Build a Temporary Tribe

We step into another world when we enter a gathering. There is a human need to be welcomed and entranced, but how we choose to honor our guests can take many forms.

An event is an invitation to build your own temporary tribe. Like any tribe, with its own rules, rituals and codes of behavior, you can seize the opportunity to bind your guests together and delineate this space from the outside world. Create temporary rules of conduct, dress codes, perhaps even your own language — with special terms and names for aspects of your event, shared in an event teaser or invitation.

Parker advocates for playful, transient “pop-up rules” (versus stuffy traditional forms of etiquette). She sees rules-based gatherings as “bringing new freedom and openness to our gatherings” to unite diverse attendees.
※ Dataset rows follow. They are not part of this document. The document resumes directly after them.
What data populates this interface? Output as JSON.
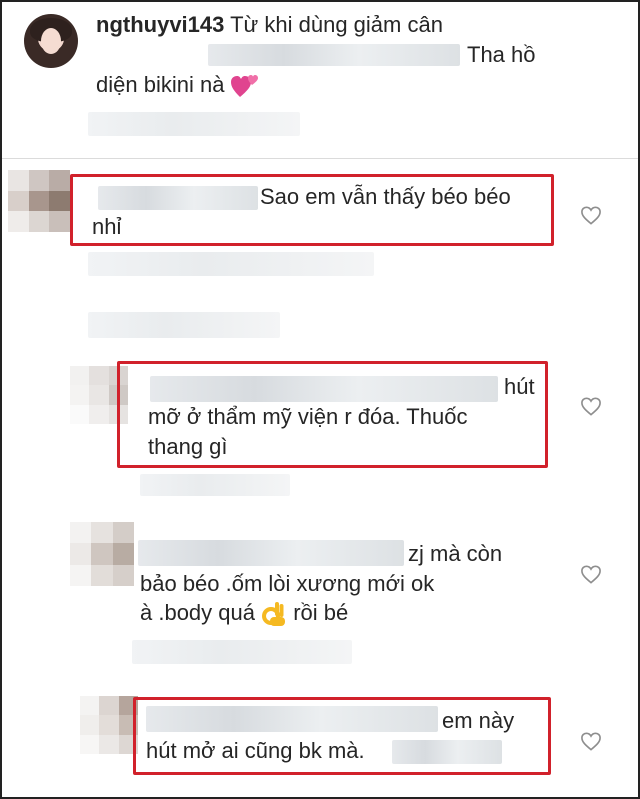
{
  "post": {
    "username": "ngthuyvi143",
    "caption_line1": "Từ khi dùng giảm cân",
    "caption_line1_end": "Tha hồ",
    "caption_line2": "diện bikini nà",
    "caption_emoji": "two-hearts-emoji"
  },
  "comments": [
    {
      "line1": "Sao em vẫn thấy béo béo",
      "line2": "nhỉ",
      "highlighted": true,
      "liked": false
    },
    {
      "line1": "hút",
      "line2": "mỡ ở thẩm mỹ viện r đóa. Thuốc",
      "line3": "thang gì",
      "highlighted": true,
      "liked": false
    },
    {
      "line1": "zj mà còn",
      "line2": "bảo béo .ốm lòi xương mới ok",
      "line3_a": "à .body quá",
      "line3_b": "rồi bé",
      "emoji": "ok-hand-emoji",
      "highlighted": false,
      "liked": false
    },
    {
      "line1": "em này",
      "line2": "hút mở ai cũng bk mà.",
      "highlighted": true,
      "liked": false
    }
  ],
  "colors": {
    "highlight_border": "#d1212b",
    "text": "#262626",
    "heart_outline": "#8e8e8e",
    "emoji_heart": "#e0448f",
    "emoji_ok": "#f5b921"
  },
  "icons": [
    "heart-outline-icon",
    "two-hearts-emoji",
    "ok-hand-emoji"
  ]
}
For example, you might create a social experiment by eschewing last names or asking people not to share their professions, as a way of neutralizing social hierarchy and democratizing the social landscape. You could ask guests to turn off their technology, to inspire engagement and genuine presence.

Entice your guests to step out of their usual routine and enter into a different frame of mind. Perhaps you could build up anticipation among attendees beforehand, through an invitation or even a preparatory initiation or ritual. You might ask your guests to create a costume or an offering in advance, and to bring something they have made as a contribution to the collective.
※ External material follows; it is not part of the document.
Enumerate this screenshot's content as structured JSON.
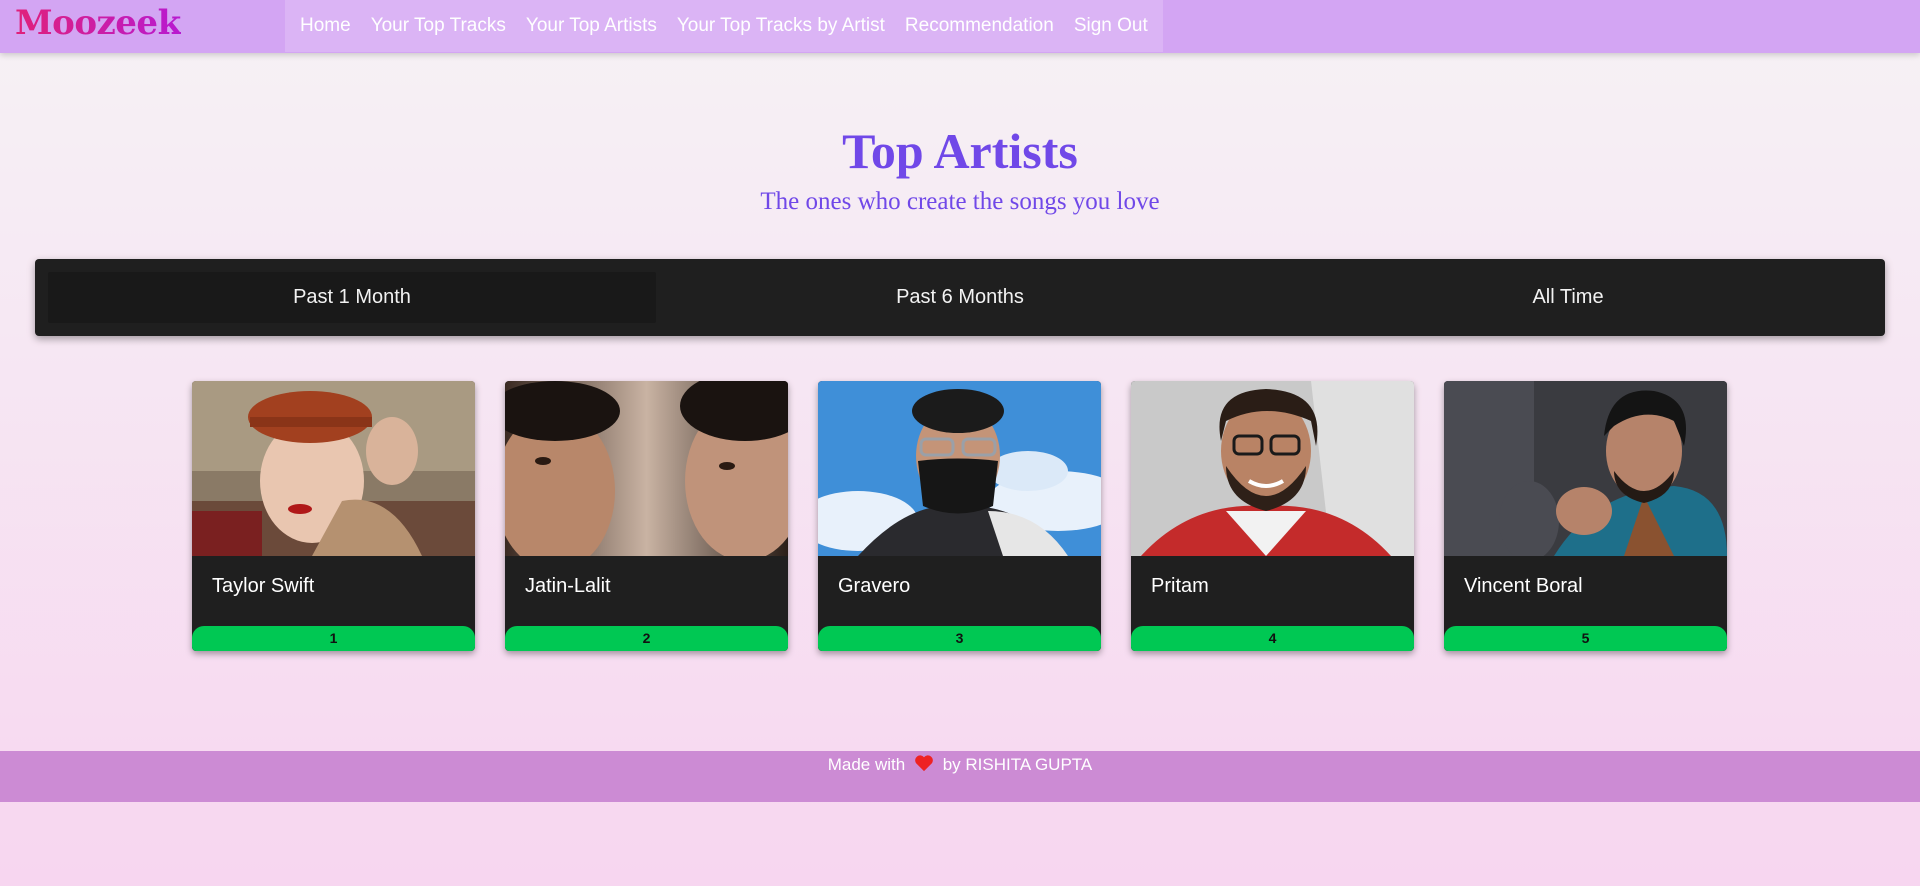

When the gathering begins, keep in mind that your guests are at their most attentive. Parker says the beginning of an event is “an opportunity to sear your gathering’s purpose into the minds of your guests,” and shares a poignant example to illustrate this. Performance artist Marina Abramović prepared guests for a performance by having them place their belongings in a locker and then wait silently in their chairs for half an hour, wearing noise canceling headphones. A meditative “palate cleanser” and a shared ritual that bonded the attendees. When the music began, her guests were open and ready to be wowed.

A fitting closure, like the finite and unbending closing time at Scorpios, can provide a definite end to the gathering. How you close an event stays in people’s minds just as much as how you open it. Could one share a memory of the day, offer a quote, recite a pledge? All that matters is that you “keep true to the spirit of your gathering,” Parkers says.

These simple, authentic acts can shape the guests’ final experience, meaning and memory of the gathering.